My destination is the Praia Art Resort. It takes some finding, because it’s hidden away on the shore like Roman silver hastily buried before a barbarian invasion. And yet it is, as they say, worth the detour. Recently built by a local football mogul, Praia is small, but perfectly formed; only 15 rooms, all made from local limestone and sculpted wood and all with a path to their own slice of beach.
The pool is surprisingly large, the staff are super-friendly, nibbles at the beach bar are perhaps the best I have experienced in a lifetime of eating extremely impressive nibbles. To use a word I just this moment made up, they are nibblissimo.

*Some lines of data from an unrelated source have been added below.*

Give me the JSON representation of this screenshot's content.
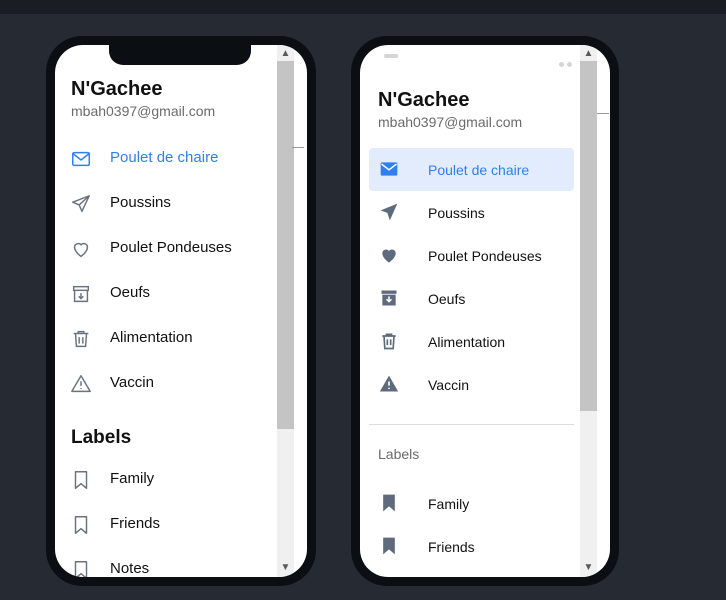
{
  "colors": {
    "accent": "#2f7ff0",
    "active_bg": "#e3ecfd",
    "icon": "#6b7280",
    "background": "#262b33",
    "frame": "#0b0e13"
  },
  "ios_preview": {
    "header": {
      "name": "N'Gachee",
      "email": "mbah0397@gmail.com"
    },
    "menu": [
      {
        "label": "Poulet de chaire",
        "icon": "mail-icon",
        "active": true
      },
      {
        "label": "Poussins",
        "icon": "send-icon",
        "active": false
      },
      {
        "label": "Poulet Pondeuses",
        "icon": "heart-icon",
        "active": false
      },
      {
        "label": "Oeufs",
        "icon": "archive-icon",
        "active": false
      },
      {
        "label": "Alimentation",
        "icon": "trash-icon",
        "active": false
      },
      {
        "label": "Vaccin",
        "icon": "warning-icon",
        "active": false
      }
    ],
    "labels_heading": "Labels",
    "labels": [
      {
        "label": "Family",
        "icon": "bookmark-icon"
      },
      {
        "label": "Friends",
        "icon": "bookmark-icon"
      },
      {
        "label": "Notes",
        "icon": "bookmark-icon"
      }
    ]
  },
  "md_preview": {
    "header": {
      "name": "N'Gachee",
      "email": "mbah0397@gmail.com"
    },
    "menu": [
      {
        "label": "Poulet de chaire",
        "icon": "mail-icon",
        "active": true
      },
      {
        "label": "Poussins",
        "icon": "send-icon",
        "active": false
      },
      {
        "label": "Poulet Pondeuses",
        "icon": "heart-icon",
        "active": false
      },
      {
        "label": "Oeufs",
        "icon": "archive-icon",
        "active": false
      },
      {
        "label": "Alimentation",
        "icon": "trash-icon",
        "active": false
      },
      {
        "label": "Vaccin",
        "icon": "warning-icon",
        "active": false
      }
    ],
    "labels_heading": "Labels",
    "labels": [
      {
        "label": "Family",
        "icon": "bookmark-icon"
      },
      {
        "label": "Friends",
        "icon": "bookmark-icon"
      }
    ]
  }
}
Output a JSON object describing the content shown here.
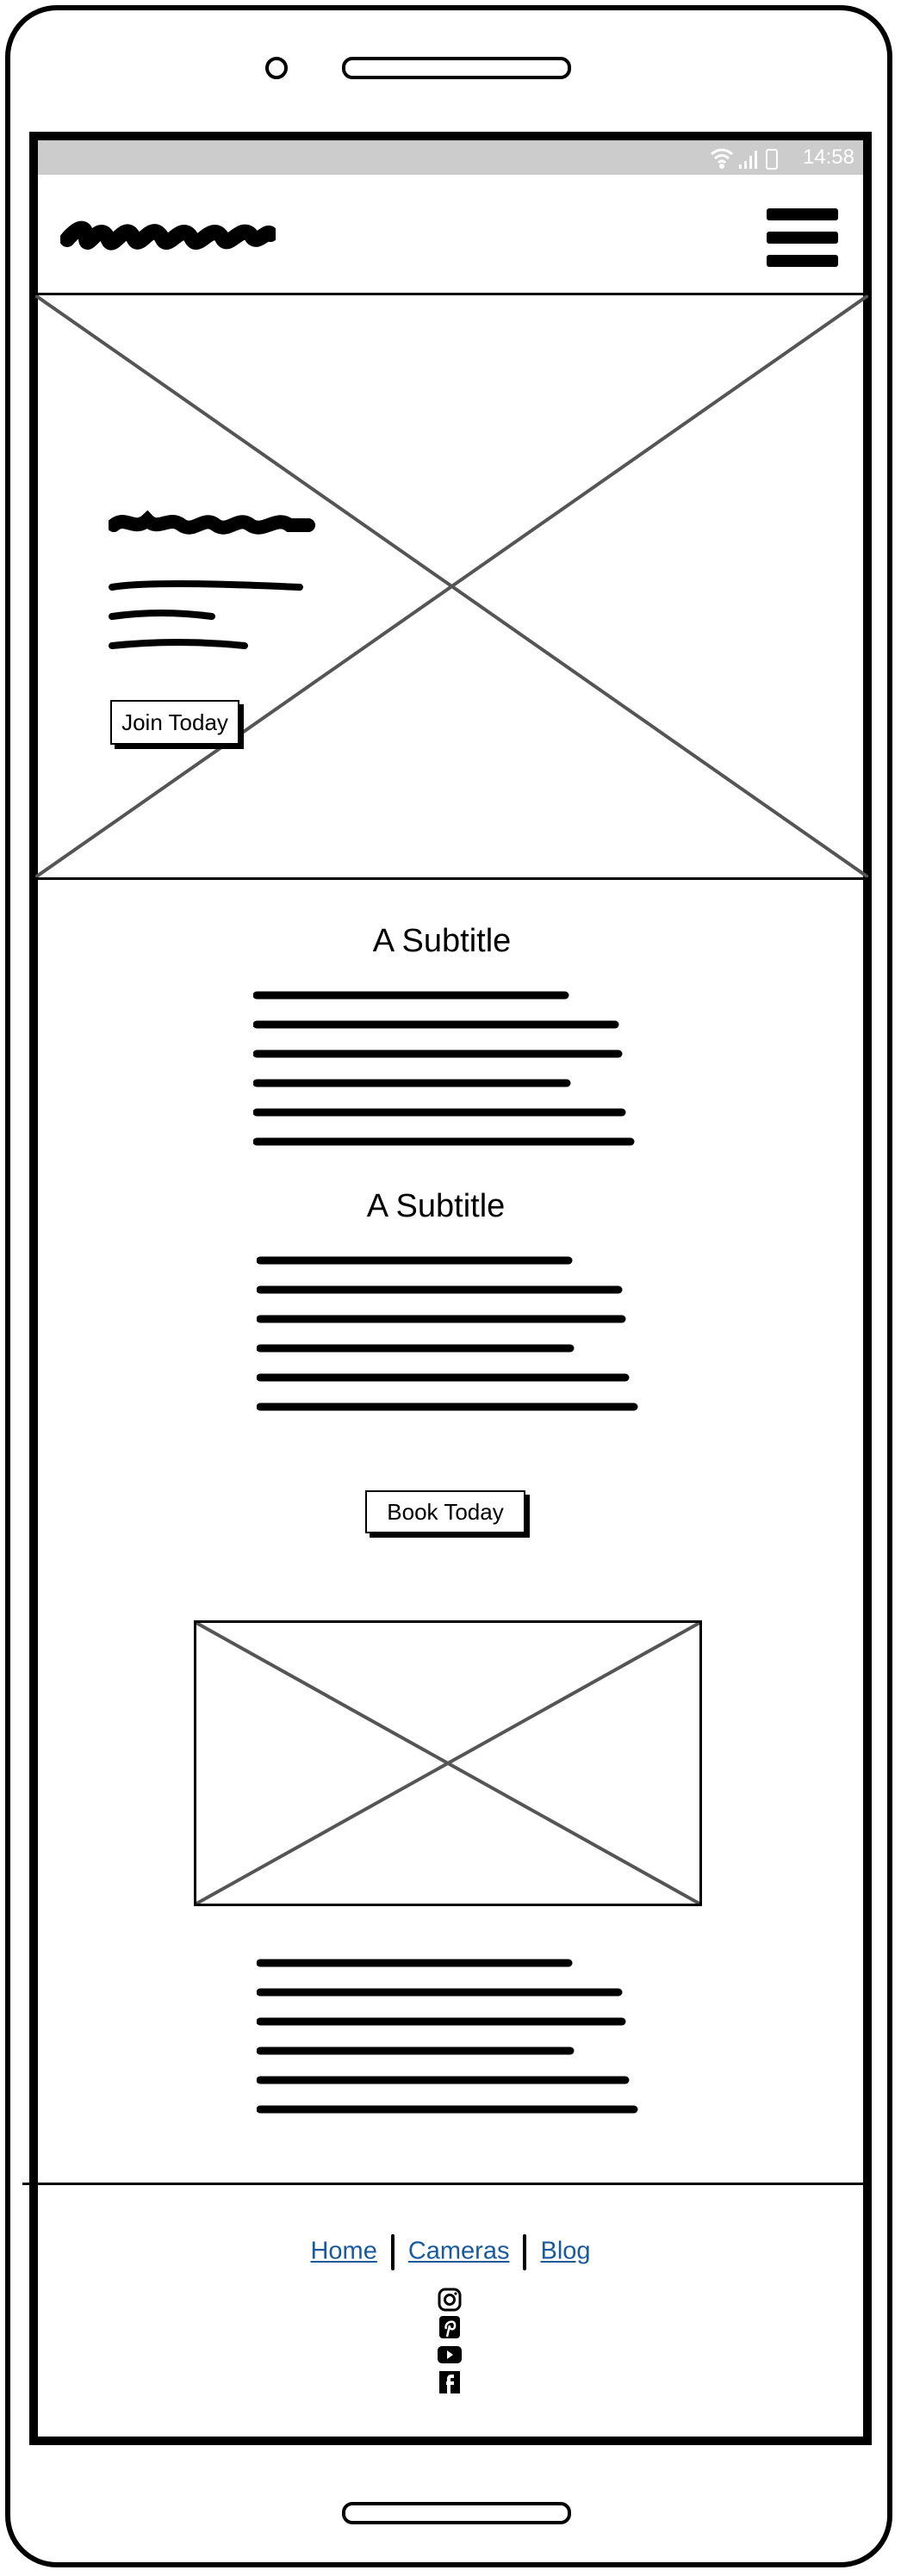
{
  "status_bar": {
    "time": "14:58",
    "icons": [
      "wifi-icon",
      "signal-icon",
      "battery-icon"
    ]
  },
  "header": {
    "logo": "scribble-logo",
    "menu_icon": "hamburger-icon"
  },
  "hero": {
    "button_label": "Join Today"
  },
  "sections": [
    {
      "subtitle": "A Subtitle"
    },
    {
      "subtitle": "A Subtitle"
    }
  ],
  "cta": {
    "button_label": "Book Today"
  },
  "footer": {
    "links": [
      {
        "label": "Home"
      },
      {
        "label": "Cameras"
      },
      {
        "label": "Blog"
      }
    ],
    "link_color": "#1a5a9a",
    "social_icons": [
      "instagram-icon",
      "pinterest-icon",
      "youtube-icon",
      "facebook-icon"
    ]
  }
}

The restaurant, remarkably, is even better. If it was anywhere else, and not in remote and unknown Calabria, it would surely have about 17 Michelin stars. I will let one dish speak for all: a helix of tagliolini made from fat Ionian prawns and Sila mountain truffles. It’s so good it nearly makes me blub. Instead I ask for a second helping. Then I come back the third night and have it all over again. Suitably fortified, and what feels like 17lb heavier, I am ready to move on after my outrageous and sybaritic indulgence. Piquantly, the remains of the ancient Greek town of Sybaris, the town that gave its name to sybaritic pleasures, is just east of the Praia Art Resort (the Greeks settled Calabria from the 8th century BC). Even nearer is Crotone, the town where Pythagoras lived; it’s worth seeing for its tiny museum and its fabulous air of untouched decay — you will be the only tourist, I guarantee. A few minutes from Crotone you’ll find the mighty island castle of Fortezza Aragonese, once used by Hannibal, and possibly mentioned in The Odyssey.

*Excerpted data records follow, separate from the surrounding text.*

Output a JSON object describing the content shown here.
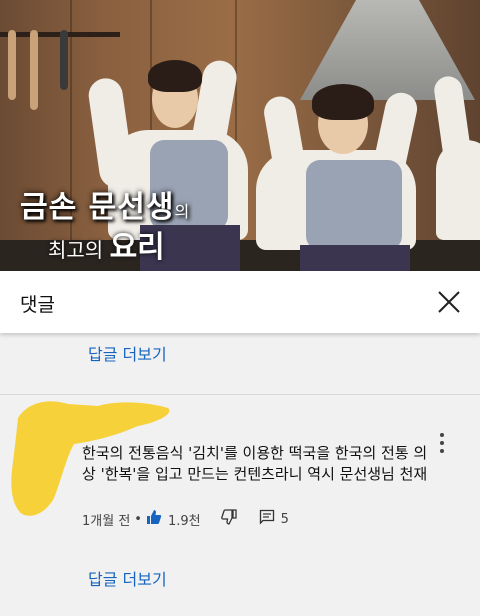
{
  "video": {
    "title_main": "금손 문선생",
    "title_suffix": "의",
    "subtitle_small": "최고의 ",
    "subtitle_big": "요리"
  },
  "comments_panel": {
    "title": "댓글",
    "close_icon": "close-icon"
  },
  "replies_top": {
    "label": "답글 더보기"
  },
  "comment": {
    "text": "한국의 전통음식 '김치'를 이용한 떡국을 한국의 전통 의상 '한복'을 입고 만드는 컨텐츠라니 역시 문선생님 천재",
    "time": "1개월 전",
    "separator": "•",
    "likes": "1.9천",
    "replies": "5",
    "icons": {
      "like": "thumbs-up-icon",
      "dislike": "thumbs-down-icon",
      "reply": "reply-icon",
      "more": "more-vert-icon"
    },
    "accent": "#1565c0"
  },
  "replies_bottom": {
    "label": "답글 더보기"
  }
}
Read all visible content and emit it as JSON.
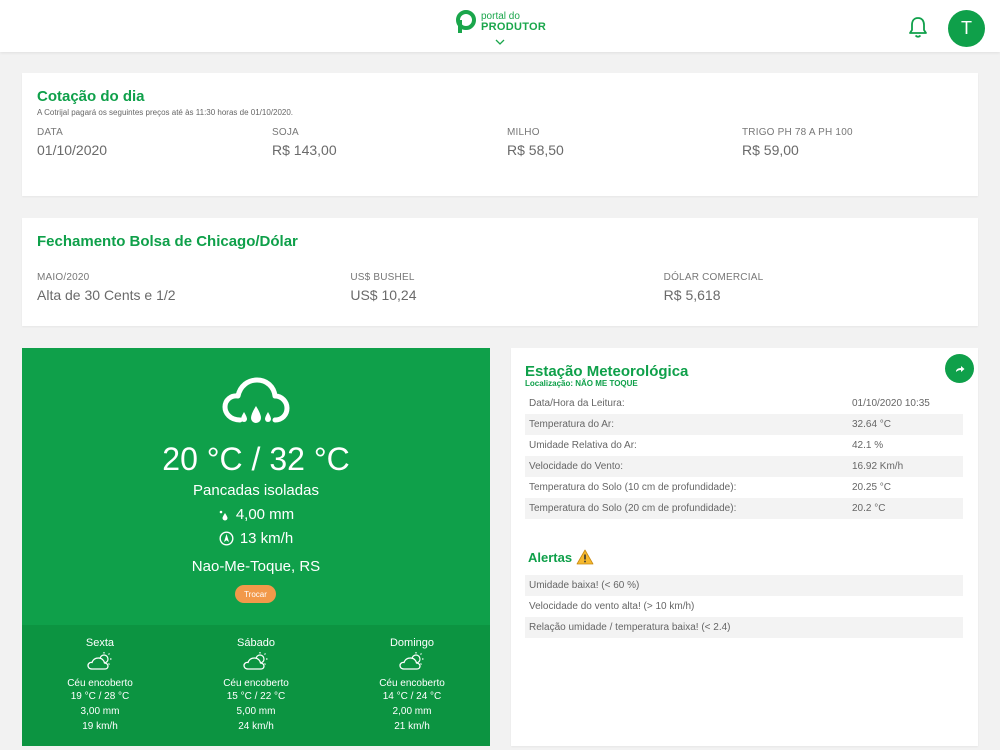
{
  "header": {
    "logo_small": "portal do",
    "logo_big": "PRODUTOR",
    "avatar_letter": "T"
  },
  "cotacao": {
    "title": "Cotação do dia",
    "subtitle": "A Cotrijal pagará os seguintes preços até às 11:30 horas de 01/10/2020.",
    "items": [
      {
        "label": "DATA",
        "value": "01/10/2020"
      },
      {
        "label": "SOJA",
        "value": "R$ 143,00"
      },
      {
        "label": "MILHO",
        "value": "R$ 58,50"
      },
      {
        "label": "TRIGO PH 78 A PH 100",
        "value": "R$ 59,00"
      }
    ]
  },
  "bolsa": {
    "title": "Fechamento Bolsa de Chicago/Dólar",
    "items": [
      {
        "label": "MAIO/2020",
        "value": "Alta de 30 Cents e 1/2"
      },
      {
        "label": "US$ BUSHEL",
        "value": "US$ 10,24"
      },
      {
        "label": "DÓLAR COMERCIAL",
        "value": "R$ 5,618"
      }
    ]
  },
  "weather": {
    "temp": "20 °C / 32 °C",
    "condition": "Pancadas isoladas",
    "rain": "4,00 mm",
    "wind": "13 km/h",
    "location": "Nao-Me-Toque, RS",
    "change_button": "Trocar",
    "forecast": [
      {
        "day": "Sexta",
        "condition": "Céu encoberto",
        "temp": "19 °C / 28 °C",
        "rain": "3,00 mm",
        "wind": "19 km/h"
      },
      {
        "day": "Sábado",
        "condition": "Céu encoberto",
        "temp": "15 °C / 22 °C",
        "rain": "5,00 mm",
        "wind": "24 km/h"
      },
      {
        "day": "Domingo",
        "condition": "Céu encoberto",
        "temp": "14 °C / 24 °C",
        "rain": "2,00 mm",
        "wind": "21 km/h"
      }
    ]
  },
  "estacao": {
    "title": "Estação Meteorológica",
    "location": "Localização: NÃO ME TOQUE",
    "rows": [
      {
        "k": "Data/Hora da Leitura:",
        "v": "01/10/2020 10:35"
      },
      {
        "k": "Temperatura do Ar:",
        "v": "32.64 °C"
      },
      {
        "k": "Umidade Relativa do Ar:",
        "v": "42.1 %"
      },
      {
        "k": "Velocidade do Vento:",
        "v": "16.92 Km/h"
      },
      {
        "k": "Temperatura do Solo (10 cm de profundidade):",
        "v": "20.25 °C"
      },
      {
        "k": "Temperatura do Solo (20 cm de profundidade):",
        "v": "20.2 °C"
      }
    ],
    "alerts_title": "Alertas",
    "alerts": [
      "Umidade baixa! (< 60 %)",
      "Velocidade do vento alta! (> 10 km/h)",
      "Relação umidade / temperatura baixa! (< 2.4)"
    ]
  }
}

I’ve already seen it all, however, and now I am in search of something even more precious. I’ve heard there are villages in the mountains of Calabria where they still speak ancient Greek, where that noble tongue has somehow endured, from the days when Pythagoras measured triangles in Crotone. Can it be true? It takes me three gruelling hours to crawl along the coast, past towns ruined by earthquakes, past pretty villages where men in dark suits sit outside restaurants and hug and kiss and gesticulate and drink cold white Calabrian wine. As they discuss money. And other things. Under the cypress trees.

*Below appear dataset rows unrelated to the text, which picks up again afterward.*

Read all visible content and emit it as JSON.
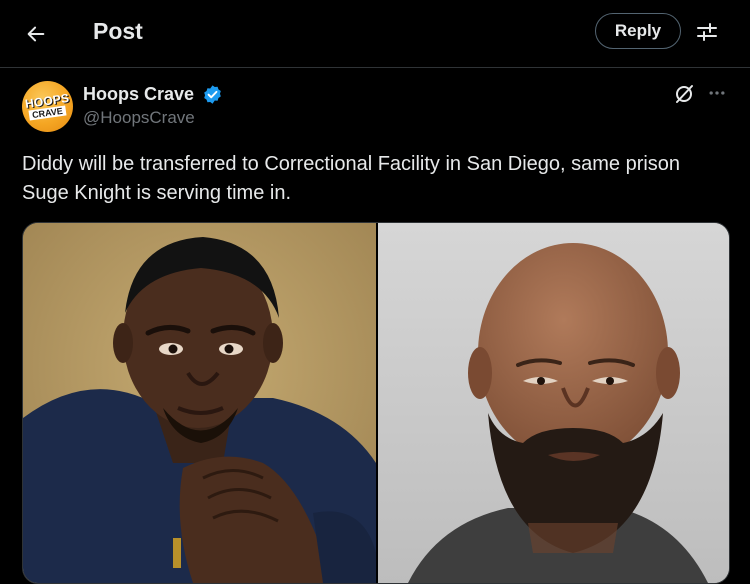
{
  "header": {
    "title": "Post",
    "reply_label": "Reply",
    "back_icon": "arrow-left-icon",
    "settings_icon": "sliders-icon"
  },
  "post": {
    "author": {
      "name": "Hoops Crave",
      "handle": "@HoopsCrave",
      "verified": true,
      "avatar_text": [
        "HOOPS",
        "CRAVE"
      ]
    },
    "text": "Diddy will be transferred to Correctional Facility in San Diego, same prison Suge Knight is serving time in.",
    "media": [
      {
        "kind": "photo",
        "subject": "man in navy sweater with clasped hands"
      },
      {
        "kind": "photo",
        "subject": "bald bearded man mugshot"
      }
    ]
  },
  "colors": {
    "background": "#000000",
    "text": "#e7e9ea",
    "muted": "#71767b",
    "border": "#2f3336",
    "verified": "#1d9bf0",
    "avatar": "#f5a623"
  }
}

The car climbs higher into the Aspromonte, the so-called rough mountains. As the road winds and twists, I note that some of the road signs have bullet holes. Villagers stare at me from their doorways as I pass. Just as I’m thinking I’m rather dangerously lost, I turn a final, hair-raising corner and pull into a little village piazza. I can see a street sign in Italian and Greek. Then an old granny, a nonna, runs across the piazza calling to a giggling child.
The old woman is talking Ancient Greek in its purest surviving form; she is talking the language of Plato and Socrates, Aristotle and Homer, the language of the Sybarites, who taught their horses to dance to the flute, on this very same coast by the Ionian Sea.
It’s a good place to end, because it sums up this singular, rather secretive corner of Italy. Calabria is scruffy in places, overdeveloped in parts, and yet, and yet, like one of those dense Calabrian pastries studded with delicious fragments of spicy fruit, it has moments of outright sublimity comparable with anything in Italy. You have to seek them out, you have to make an effort. But the taste, when you bite, is nibblissimo.
By: Sean Thomas ~ The Times